Who Is Funding Campbell Brown's Fight Against Teacher Tenure?

The money behind the successful lawsuit against teacher tenure in California was never a mystery: The bulk of funds came from David Welch, a Silicon Valley entrepreneur, who I've written about here.

But now, as a similar lawsuit moves forward in New York, spearheaded by former CNN anchor Campbell Brown, there are questions and controversies about where the money is coming from. 

While I speculated recently that David Welch's organization, Student Matters, might expand with new funding to finance suits in New York and elsewhere, Welch's outfit doesn't seem to be putting up any money for Brown's suit. (Although he has offered Brown advice, according to an article in the Wall Street Journal.)

So who is? Well, when queried by a reporter for Politico, Brown declined to name the donors to the advocacy group she's started, the Partnership for Educational Justice, except to say that they come from both political parties. 

Carl Korn, a spokesperson for New York State United Teachers, told Politico that PEJ was an "astroturf" group funded by right-wing “extremists," and added that "Campbell Brown ought to disclose her donors who are funding this attack on working people and the rights of teachers... We will vigorously defend due process and seniority rights against these attacks by billionaire hedge fund managers.”

It could literally be years before we know where PEJ's money is coming from. Or perhaps never, given that nonprofits don't have to disclose their funders and there's also no requirement for individuals to publicly disclose where they donate funds, assuming they don't channel those gifts through a foundation. 

In all likelihood, though, the donors behind PEJ—which, by the way, has only four staff, including Brown, and has recruited a pro bono legal team—are the usual suspects. It will be the same donors who give money to pro-charter and ed reform groups, particularly those with a big presence in New York: Teach for America, Achievement First, the New Teacher Project, and so on. (Reshma Singh, the executive director of PEJ, previously worked for both Teach for America and Achievement First.) 

By and large, these donors are not conservative ideologues, as Korn suggests. Many are centrist, and some would even consider themselves progressives. Before David Welch took on the teacher tenure fight, his biggest donations had gone to the Natural Resources Defense Council, a liberal environmental group, and he has never made any political donations to Republican candidates. Many of the donors to Teach for America and Achievement First also donate to organizations that have a progressive agenda. 

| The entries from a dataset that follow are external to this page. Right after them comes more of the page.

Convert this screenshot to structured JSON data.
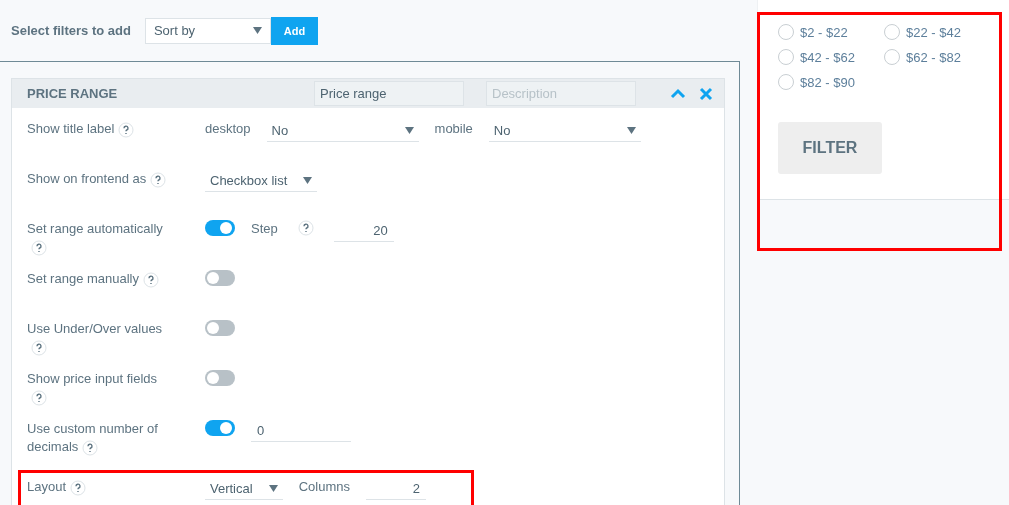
{
  "toolbar": {
    "label": "Select filters to add",
    "select": "Sort by",
    "button": "Add"
  },
  "panel": {
    "title": "PRICE RANGE",
    "title_field": {
      "value": "Price range"
    },
    "description_field": {
      "placeholder": "Description"
    },
    "rows": [
      {
        "label": "Show title label",
        "help": true,
        "highlighted": false,
        "controls": [
          {
            "kind": "text",
            "text": "desktop"
          },
          {
            "kind": "select",
            "value": "No"
          },
          {
            "kind": "text",
            "text": "mobile"
          },
          {
            "kind": "select",
            "value": "No"
          }
        ]
      },
      {
        "label": "Show on frontend as",
        "help": true,
        "highlighted": false,
        "controls": [
          {
            "kind": "compact_select",
            "value": "Checkbox list"
          }
        ]
      },
      {
        "label": "Set range automatically",
        "help": true,
        "highlighted": false,
        "controls": [
          {
            "kind": "toggle",
            "on": true
          },
          {
            "kind": "text",
            "text": "Step"
          },
          {
            "kind": "help"
          },
          {
            "kind": "input",
            "value": "20"
          }
        ]
      },
      {
        "label": "Set range manually",
        "help": true,
        "highlighted": false,
        "controls": [
          {
            "kind": "toggle",
            "on": false
          }
        ]
      },
      {
        "label": "Use Under/Over values",
        "help": true,
        "highlighted": false,
        "controls": [
          {
            "kind": "toggle",
            "on": false
          }
        ]
      },
      {
        "label": "Show price input fields",
        "help": true,
        "highlighted": false,
        "controls": [
          {
            "kind": "toggle",
            "on": false
          }
        ]
      },
      {
        "label": "Use custom number of decimals",
        "help": true,
        "highlighted": false,
        "controls": [
          {
            "kind": "toggle",
            "on": true
          },
          {
            "kind": "wide_input",
            "value": "0"
          }
        ]
      },
      {
        "label": "Layout",
        "help": true,
        "highlighted": true,
        "controls": [
          {
            "kind": "compact_select",
            "value": "Vertical"
          },
          {
            "kind": "text",
            "text": "Columns"
          },
          {
            "kind": "input",
            "value": "2"
          }
        ]
      }
    ]
  },
  "preview": {
    "highlighted": true,
    "options": [
      {
        "label": "$2 - $22",
        "selected": false
      },
      {
        "label": "$22 - $42",
        "selected": false
      },
      {
        "label": "$42 - $62",
        "selected": false
      },
      {
        "label": "$62 - $82",
        "selected": false
      },
      {
        "label": "$82 - $90",
        "selected": false
      }
    ],
    "button": "FILTER"
  }
}
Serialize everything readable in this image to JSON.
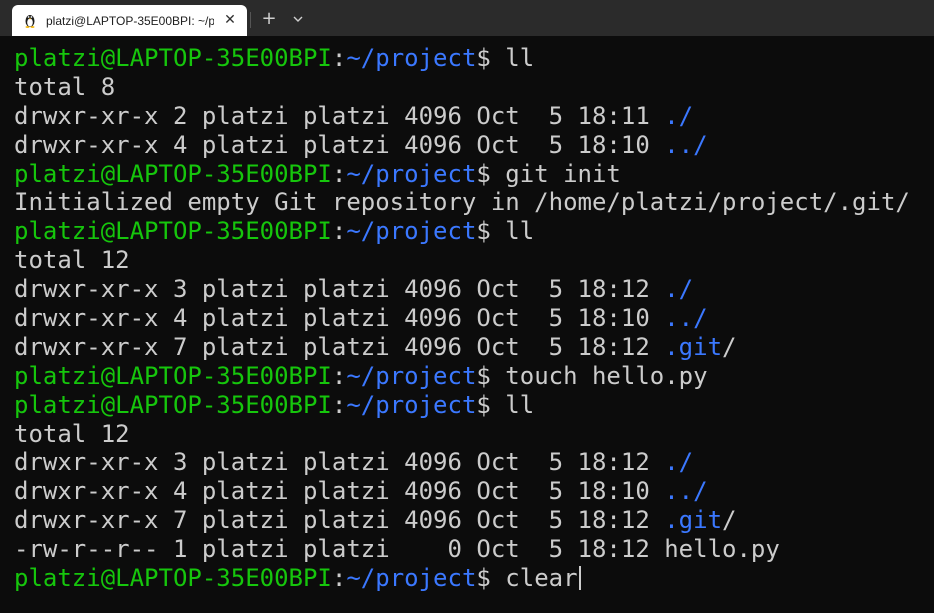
{
  "tab": {
    "title": "platzi@LAPTOP-35E00BPI: ~/p",
    "icon": "linux-penguin-icon",
    "close_glyph": "✕"
  },
  "toolbar": {
    "new_tab_glyph": "+",
    "dropdown_icon": "chevron-down-icon"
  },
  "colors": {
    "background": "#0c0c0c",
    "prompt_user": "#16c60c",
    "prompt_path": "#3b78ff",
    "text": "#cccccc"
  },
  "terminal": {
    "lines": [
      [
        {
          "t": "platzi@LAPTOP-35E00BPI",
          "c": "green"
        },
        {
          "t": ":",
          "c": "gray"
        },
        {
          "t": "~/project",
          "c": "blue"
        },
        {
          "t": "$ ll",
          "c": "gray"
        }
      ],
      [
        {
          "t": "total 8",
          "c": "gray"
        }
      ],
      [
        {
          "t": "drwxr-xr-x 2 platzi platzi 4096 Oct  5 18:11 ",
          "c": "gray"
        },
        {
          "t": "./",
          "c": "blue"
        }
      ],
      [
        {
          "t": "drwxr-xr-x 4 platzi platzi 4096 Oct  5 18:10 ",
          "c": "gray"
        },
        {
          "t": "../",
          "c": "blue"
        }
      ],
      [
        {
          "t": "platzi@LAPTOP-35E00BPI",
          "c": "green"
        },
        {
          "t": ":",
          "c": "gray"
        },
        {
          "t": "~/project",
          "c": "blue"
        },
        {
          "t": "$ git init",
          "c": "gray"
        }
      ],
      [
        {
          "t": "Initialized empty Git repository in /home/platzi/project/.git/",
          "c": "gray"
        }
      ],
      [
        {
          "t": "platzi@LAPTOP-35E00BPI",
          "c": "green"
        },
        {
          "t": ":",
          "c": "gray"
        },
        {
          "t": "~/project",
          "c": "blue"
        },
        {
          "t": "$ ll",
          "c": "gray"
        }
      ],
      [
        {
          "t": "total 12",
          "c": "gray"
        }
      ],
      [
        {
          "t": "drwxr-xr-x 3 platzi platzi 4096 Oct  5 18:12 ",
          "c": "gray"
        },
        {
          "t": "./",
          "c": "blue"
        }
      ],
      [
        {
          "t": "drwxr-xr-x 4 platzi platzi 4096 Oct  5 18:10 ",
          "c": "gray"
        },
        {
          "t": "../",
          "c": "blue"
        }
      ],
      [
        {
          "t": "drwxr-xr-x 7 platzi platzi 4096 Oct  5 18:12 ",
          "c": "gray"
        },
        {
          "t": ".git",
          "c": "blue"
        },
        {
          "t": "/",
          "c": "gray"
        }
      ],
      [
        {
          "t": "platzi@LAPTOP-35E00BPI",
          "c": "green"
        },
        {
          "t": ":",
          "c": "gray"
        },
        {
          "t": "~/project",
          "c": "blue"
        },
        {
          "t": "$ touch hello.py",
          "c": "gray"
        }
      ],
      [
        {
          "t": "platzi@LAPTOP-35E00BPI",
          "c": "green"
        },
        {
          "t": ":",
          "c": "gray"
        },
        {
          "t": "~/project",
          "c": "blue"
        },
        {
          "t": "$ ll",
          "c": "gray"
        }
      ],
      [
        {
          "t": "total 12",
          "c": "gray"
        }
      ],
      [
        {
          "t": "drwxr-xr-x 3 platzi platzi 4096 Oct  5 18:12 ",
          "c": "gray"
        },
        {
          "t": "./",
          "c": "blue"
        }
      ],
      [
        {
          "t": "drwxr-xr-x 4 platzi platzi 4096 Oct  5 18:10 ",
          "c": "gray"
        },
        {
          "t": "../",
          "c": "blue"
        }
      ],
      [
        {
          "t": "drwxr-xr-x 7 platzi platzi 4096 Oct  5 18:12 ",
          "c": "gray"
        },
        {
          "t": ".git",
          "c": "blue"
        },
        {
          "t": "/",
          "c": "gray"
        }
      ],
      [
        {
          "t": "-rw-r--r-- 1 platzi platzi    0 Oct  5 18:12 hello.py",
          "c": "gray"
        }
      ],
      [
        {
          "t": "platzi@LAPTOP-35E00BPI",
          "c": "green"
        },
        {
          "t": ":",
          "c": "gray"
        },
        {
          "t": "~/project",
          "c": "blue"
        },
        {
          "t": "$ clear",
          "c": "gray"
        }
      ]
    ]
  }
}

The reflex in today's polarized political climate is to analyze every issue and every funder along a traditional left-right axis. But education reform work defies such analysis and, in particular, has split the Democratic coalition. Going after teacher tenure is likely to be even more popular with some Democrats than promoting charter schools, since the rigid work rules governing teachers strike many people as, well, crazy. 

And, yes, the managerial class that has wealth is likely to be especially open to an appeal by somebody like Campbell Brown to take on tenure, since anybody who has run an organization, whether in business or the nonprofit world, could never imagine having to go through extensive administrative hearings to lay off an employee, being forced to fire the most junior staff first or raising salaries based strictly on seniority. 

But Carl Korn is absolutely right about one thing: Campbell Brown should disclose her donors. As a former journalist, she should value the public's right to know. And doing so would surely reveal a list of donors that contains few surprises. 

One last thought: While the specter of private money seeking changes to public education through litigation may or may not unsettle you, it's definitely not a new tactic in New York State or elsewhere. The Education Law Center, funded by a variety of major foundations, has been using this strategy for many years, and sponsored the Campaign for Fiscal Equity, which challenged how New York finances its public schools. 

Interestingly, ELC also has an Education Justice program, with a website with a very similar URL to PEJ's. You can bet that they'll be some confusion about these two entities in the weeks and months to come. So just to clear: The funders behind the ELC, like the Ford Foundation, are not also behind PEJ. 

See Also:

What's Next for the Tech Philanthropist Targeting Teacher Tenure?

Funding Guide to Charter Schools